╭──

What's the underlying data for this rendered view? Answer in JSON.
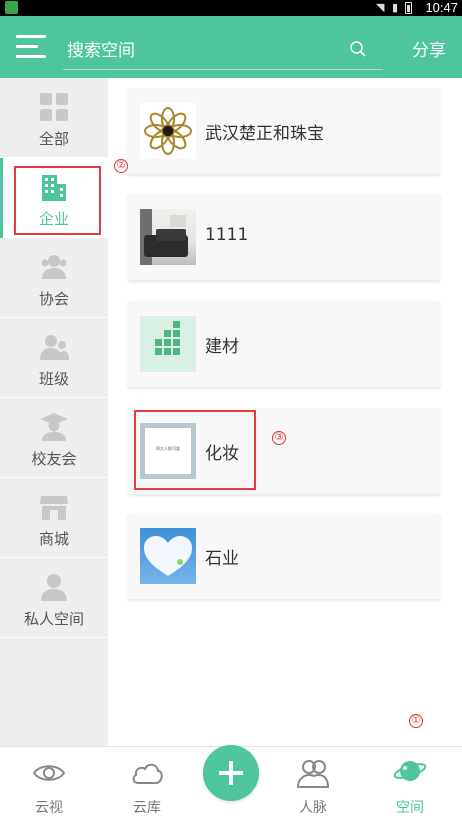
{
  "status_bar": {
    "time": "10:47"
  },
  "header": {
    "search_placeholder": "搜索空间",
    "share_label": "分享"
  },
  "sidebar": {
    "items": [
      {
        "label": "全部",
        "icon": "grid-icon"
      },
      {
        "label": "企业",
        "icon": "building-icon"
      },
      {
        "label": "协会",
        "icon": "association-icon"
      },
      {
        "label": "班级",
        "icon": "class-icon"
      },
      {
        "label": "校友会",
        "icon": "alumni-icon"
      },
      {
        "label": "商城",
        "icon": "store-icon"
      },
      {
        "label": "私人空间",
        "icon": "person-icon"
      }
    ],
    "active_index": 1
  },
  "spaces": [
    {
      "title": "武汉楚正和珠宝",
      "thumb": "jewelry-logo-image"
    },
    {
      "title": "1111",
      "thumb": "sofa-photo-image"
    },
    {
      "title": "建材",
      "thumb": "blocks-icon"
    },
    {
      "title": "化妆",
      "thumb": "cosmetics-thumbnail-image",
      "thumb_caption": "四大人群可爱"
    },
    {
      "title": "石业",
      "thumb": "heart-cloud-image"
    }
  ],
  "annotations": [
    "①",
    "②",
    "③"
  ],
  "bottom_nav": {
    "items": [
      {
        "label": "云视",
        "icon": "eye-icon"
      },
      {
        "label": "云库",
        "icon": "cloud-icon"
      },
      {
        "label": "人脉",
        "icon": "contacts-icon"
      },
      {
        "label": "空间",
        "icon": "planet-icon"
      }
    ],
    "add_icon": "plus-icon"
  },
  "colors": {
    "accent": "#4fc59f",
    "annotation": "#e23c3c"
  }
}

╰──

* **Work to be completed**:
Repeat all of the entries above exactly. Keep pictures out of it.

* **Answer box**:
What's the underlying data for this rendered view? Answer in JSON.
{
  "status_bar": {
    "time": "10:47"
  },
  "header": {
    "search_placeholder": "搜索空间",
    "share_label": "分享"
  },
  "sidebar": {
    "items": [
      {
        "label": "全部",
        "icon": "grid-icon"
      },
      {
        "label": "企业",
        "icon": "building-icon"
      },
      {
        "label": "协会",
        "icon": "association-icon"
      },
      {
        "label": "班级",
        "icon": "class-icon"
      },
      {
        "label": "校友会",
        "icon": "alumni-icon"
      },
      {
        "label": "商城",
        "icon": "store-icon"
      },
      {
        "label": "私人空间",
        "icon": "person-icon"
      }
    ],
    "active_index": 1
  },
  "spaces": [
    {
      "title": "武汉楚正和珠宝",
      "thumb": "jewelry-logo-image"
    },
    {
      "title": "1111",
      "thumb": "sofa-photo-image"
    },
    {
      "title": "建材",
      "thumb": "blocks-icon"
    },
    {
      "title": "化妆",
      "thumb": "cosmetics-thumbnail-image",
      "thumb_caption": "四大人群可爱"
    },
    {
      "title": "石业",
      "thumb": "heart-cloud-image"
    }
  ],
  "annotations": [
    "①",
    "②",
    "③"
  ],
  "bottom_nav": {
    "items": [
      {
        "label": "云视",
        "icon": "eye-icon"
      },
      {
        "label": "云库",
        "icon": "cloud-icon"
      },
      {
        "label": "人脉",
        "icon": "contacts-icon"
      },
      {
        "label": "空间",
        "icon": "planet-icon"
      }
    ],
    "add_icon": "plus-icon"
  },
  "colors": {
    "accent": "#4fc59f",
    "annotation": "#e23c3c"
  }
}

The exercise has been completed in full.